emissions of 120 million polyester t-shirts.
LanzaTech specializes in renewable energy semiconductor manufacturing. By harnessing biology and big data, the company is able to convert waste carbon into usable fuel to create everyday items that would have otherwise come from virgin fossil resources. The platform converts greenhouse gases taken from industrial emissions, such as steel mills, and uses it as feedstock for microbes to turn pollution into fuels and chemicals. The bacteria converts carbon dioxide into ethanol, which is then used to supply manufacturing partners in creating other chemicals that would have normally been made from fossil fuels. LanzaTech leverages industrial emissions, whether gas or solid, to be reused, enabling a circular carbon economy and reducing overall carbon footprint. Applicable for many industries, so far its carbon-negative technology has proven to be scalable and has supported the creation of innovative materials and
Origin Materials is a biochemical company that has developed a patented technology for converting carbon found in biomass into useful, everyday materials. Its unique and disruptive technology substitutes chemistry with biology, creating recyclable 100% plant-based PET plastic using carbon instead of fossil fuel oil. Predominantly using sustainable wood residue, alongside agri-waste and old cardboard, Origin Material’s technology takes the sequestered carbon from the trees and plants as feedstock. In its process, it does not rely on expensive sugars or fermentation as it converts using chemical processes. Its end product is carbon-negative and can be applied to a wide range of end products, including clothing and textiles. Its PET products are chemically identical to those made from fossil fuels. Their solutions are costcompetitive with petroleum-based products and are recyclable, reducing the climate impact of products.
Newlight Technologies is a biotechnology company that replaces plastic by converting greenhouse gas into regenerative biomaterials. Dubbed the AirCarbon, the material is an alternative to synthetic materials and replaces petroleum-based polyesters. Every kilogram of AirCarbon produced takes 88 kilograms of carbon dioxide from the atmosphere. The Californiabased startup developed a biotech process that harnesses microorganisms found in the ocean
to convert greenhouse gas into carbon-negative material. By feeding pollutants such as methane gas and carbon dioxide to the microorganism, Newlight

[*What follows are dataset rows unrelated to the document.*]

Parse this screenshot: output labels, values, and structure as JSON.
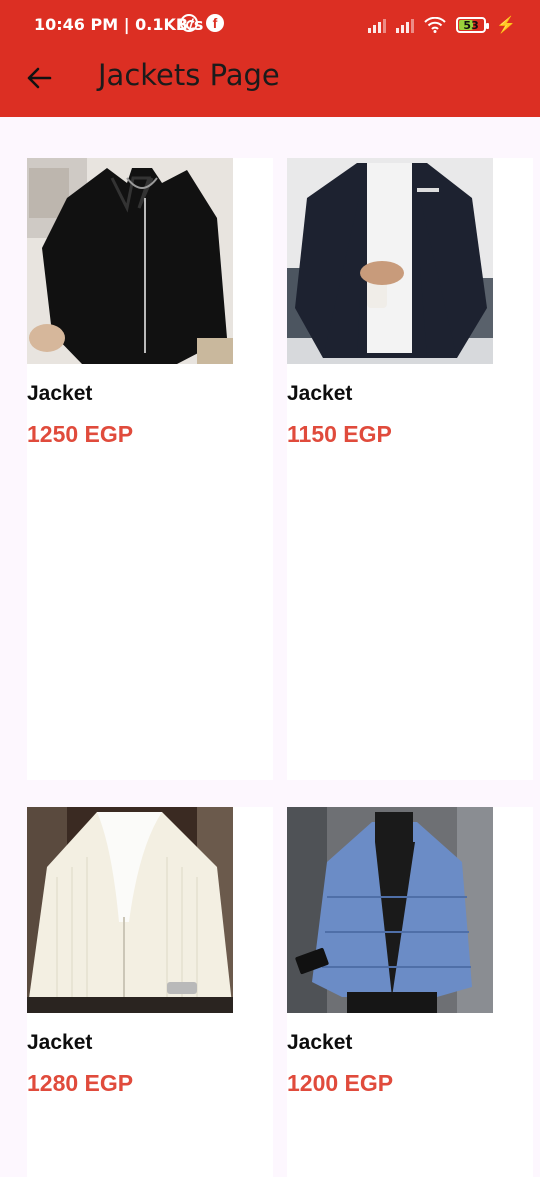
{
  "status_bar": {
    "time": "10:46 PM | 0.1KB/s",
    "battery_level": "53"
  },
  "header": {
    "title": "Jackets Page",
    "back_icon": "arrow-left-icon"
  },
  "colors": {
    "accent": "#dc2f23",
    "price": "#e04b3c",
    "background": "#fdf7fe"
  },
  "products": [
    {
      "name": "Jacket",
      "price": "1250 EGP",
      "image_icon": "black-hooded-jacket-photo"
    },
    {
      "name": "Jacket",
      "price": "1150 EGP",
      "image_icon": "black-fleece-jacket-photo"
    },
    {
      "name": "Jacket",
      "price": "1280 EGP",
      "image_icon": "cream-knit-zip-jacket-photo"
    },
    {
      "name": "Jacket",
      "price": "1200 EGP",
      "image_icon": "blue-puffer-jacket-photo"
    }
  ]
}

takes its excretion waste to dry into pellets, which is then melted and molded into regenerative plastic. The carbon consumed by the microorganism is not
returned to the atmosphere, and finished products can be fully biodegradable. The company further uses blockchain to track, audit, and communicate its production process and environmental impact.